Written by Miranda Bolt
Information submitted by Kendal Donahue, Food Strategy Coordinator, Thunder Bay and Area
You may have taken notice of the recent debate in allowing backyard chickens within urban areas of the city of Thunder Bay. This proposed bylaw has been talked about for quite some time and has been specifically handled through the Thunder Bay and Area Food Strategy in hopes to allow this bylaw to pass. However, at the same time, they aim to remain active in educating and addressing any concerns the general public may have about this topic.
I recently gathered some information in speaking with Kendal Donahue, Food Strategy Coordinator of Thunder Bay and Area, on this presently ongoing topic. She has played a key role in the growth of this proposed bylaw, specifically in educating people on what it would mean if this proposed bylaw were to be passed.
Chickens are often thought of as farm animals, and generally, those living within an urban setting are not used to these birds on a daily basis.

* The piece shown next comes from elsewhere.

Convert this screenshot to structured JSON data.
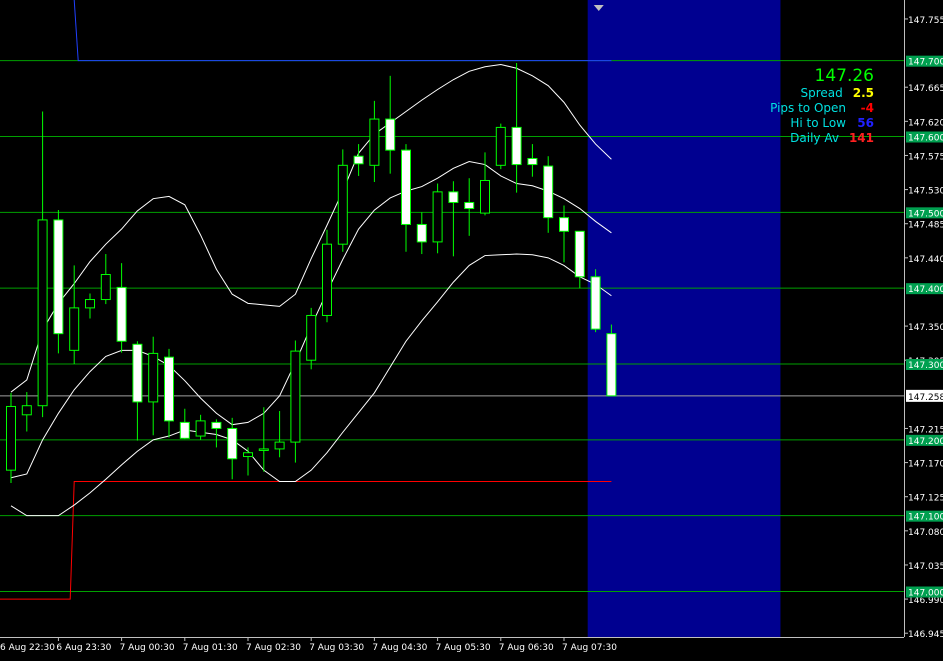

It is understandable that many questions and concerns would be raised if a proposed bylaw like this were to take effect. That’s why Thunder Bay and Area Food Strategy has made education a priority from the start. “We found that people had a lot of misconceptions about chickens. For example, a lot of people think chickens bring diseases like Avian Influenza, when in fact the risk of contracting this disease from backyard chickens is extremely low to non-existent.” For this reason the Food Strategy has used things like the Food Strategy’s website, social media, and an open house held in April to engage people in conversation and to do some myth busting. “The forums were a great tool,” commented Donahue, “to hear what concerns people had and to make sure these would be addressed through a bylaw, like limiting the number of birds and putting in place property set back requirements. At the same time, the public consultation was a great way to learn more about why people are so interested in having chickens.” The Food Strategy’s online survey reached over 500 responses, with an overwhelming number of people indicating that they were supportive of chickens within the city. For those in favour, their main interests in legalizing backyard chickens are to have a closer connection with their food supply and access to fresh eggs. Supporters also see chickens as a great way to teach their children about where their food comes from. They think of chickens as useful additions to their backyards since chickens consume kitchen scraps, create compost and eat insects.
Thunder Bay and Area Food Strategy has been providing ample public consultation through presentations, events and social media from the very start. “It was something that came up in the consultations we did to develop the food strategy and then implementation plan.” Donahue also added, “Really it’s about responding to a surge of interest by the public that have called for the food strategy and to look at this issue.”
The benefits of backyard chickens are many, and it’s a way of life that, in the past, had been passed down for many generations. Many can relate to the family farm of a grandparent, where chickens are cheerfully pecking around the yard, searching for bugs and worms among the flower beds and barnyard. Backyard chickens would further help meet the demands of ‘farm fresh’ and satisfy the growing interest of locally grown foods. Though many of us may already have connections to fresh eggs from someone that resides in a rural area, somewhere along the way the connection of ‘farm to table’ is lost. Often we prepare or consume our foods mindlessly, without taking the time to really reflect on where this food has come from. But why chickens, and why now?
In 2014, the Thunder Bay and Area Food Strategy presented to City Council on the strong links between food and healthy, sustainable communities. Their goal was to increase food production within the urban landscape and support the participation of citizens in urban agriculture activities. One of these ideas was allowing backyard chickens within urban areas. Donahue and her team have conducted extensive research, including researching cities which have already allowed this bylaw to pass. Cities like Guelph, Huntsville and Kingston, but also much larger metropolitan areas including Vancouver and Minneapolis. There has been very positive feedback experiences with backyard chickens with little complaints thus far from all of these cities. However, that does not mean that certain rules would not be put into place to limit issues around noise, smell, and health. All cities that allow backyard chickens have rules regulating them, such as limiting the number of birds to (depending on the cities recommendations) 3-10 birds per household, allowing few or no roosters, and outlining the minimum distance a coop can be located to neighbouring buildings. Donahue has done her homework, so to speak, and has found that if a bylaw is done well, the positives far outweigh the negatives.
So what about those of us who remain concerned about things like pest, noise and odour control, all associated with a flock of chickens? “We’re developing an educational strategy that we’ll carry out if the bylaw is passed. This will include things like links to helpful resources (hen care, coop design), workshops and coop tours,” explains Donahue. Should the bylaw come into effect, any complaints or concerns would be dealt with effectively and promptly.
At present, council has directed the Thunder Bay and Area Food Strategy to prepare a report with options and costs, which will then be presented to council on June 20th. In the meantime, people can find out more by visiting their website at www.tbfoodstrategy.ca where a FAQ section and factsheet can be found.
A special thanks to Kendal Donahue in providing the information for this article, and to the Thunder Bay Food and Area Strategy for their efforts in keeping the public educated and informed about the process of this proposed bylaw.